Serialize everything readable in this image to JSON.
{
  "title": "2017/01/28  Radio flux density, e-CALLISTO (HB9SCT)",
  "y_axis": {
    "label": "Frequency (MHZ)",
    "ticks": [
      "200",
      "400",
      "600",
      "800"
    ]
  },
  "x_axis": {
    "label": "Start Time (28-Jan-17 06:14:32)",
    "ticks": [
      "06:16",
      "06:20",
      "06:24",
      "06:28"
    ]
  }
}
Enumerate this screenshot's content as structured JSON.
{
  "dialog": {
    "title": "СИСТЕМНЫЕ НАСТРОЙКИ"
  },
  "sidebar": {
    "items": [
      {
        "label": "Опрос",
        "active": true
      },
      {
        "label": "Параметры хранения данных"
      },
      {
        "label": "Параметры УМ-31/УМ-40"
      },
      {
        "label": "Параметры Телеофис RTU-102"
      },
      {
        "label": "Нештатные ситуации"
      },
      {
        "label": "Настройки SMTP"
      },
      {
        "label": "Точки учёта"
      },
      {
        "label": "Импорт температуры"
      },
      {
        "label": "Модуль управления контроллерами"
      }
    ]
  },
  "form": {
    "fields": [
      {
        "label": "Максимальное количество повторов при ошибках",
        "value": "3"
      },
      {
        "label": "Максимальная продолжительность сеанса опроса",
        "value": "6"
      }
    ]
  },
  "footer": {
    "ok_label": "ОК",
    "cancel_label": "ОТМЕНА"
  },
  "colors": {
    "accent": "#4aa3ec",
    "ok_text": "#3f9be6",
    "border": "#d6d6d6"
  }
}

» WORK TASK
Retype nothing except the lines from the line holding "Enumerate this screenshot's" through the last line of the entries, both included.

» RESULT FOR THIS TASK
Enumerate this screenshot's content as structured JSON.
{
  "dialog": {
    "title": "СИСТЕМНЫЕ НАСТРОЙКИ"
  },
  "sidebar": {
    "items": [
      {
        "label": "Опрос",
        "active": true
      },
      {
        "label": "Параметры хранения данных"
      },
      {
        "label": "Параметры УМ-31/УМ-40"
      },
      {
        "label": "Параметры Телеофис RTU-102"
      },
      {
        "label": "Нештатные ситуации"
      },
      {
        "label": "Настройки SMTP"
      },
      {
        "label": "Точки учёта"
      },
      {
        "label": "Импорт температуры"
      },
      {
        "label": "Модуль управления контроллерами"
      }
    ]
  },
  "form": {
    "fields": [
      {
        "label": "Максимальное количество повторов при ошибках",
        "value": "3"
      },
      {
        "label": "Максимальная продолжительность сеанса опроса",
        "value": "6"
      }
    ]
  },
  "footer": {
    "ok_label": "ОК",
    "cancel_label": "ОТМЕНА"
  },
  "colors": {
    "accent": "#4aa3ec",
    "ok_text": "#3f9be6",
    "border": "#d6d6d6"
  }
}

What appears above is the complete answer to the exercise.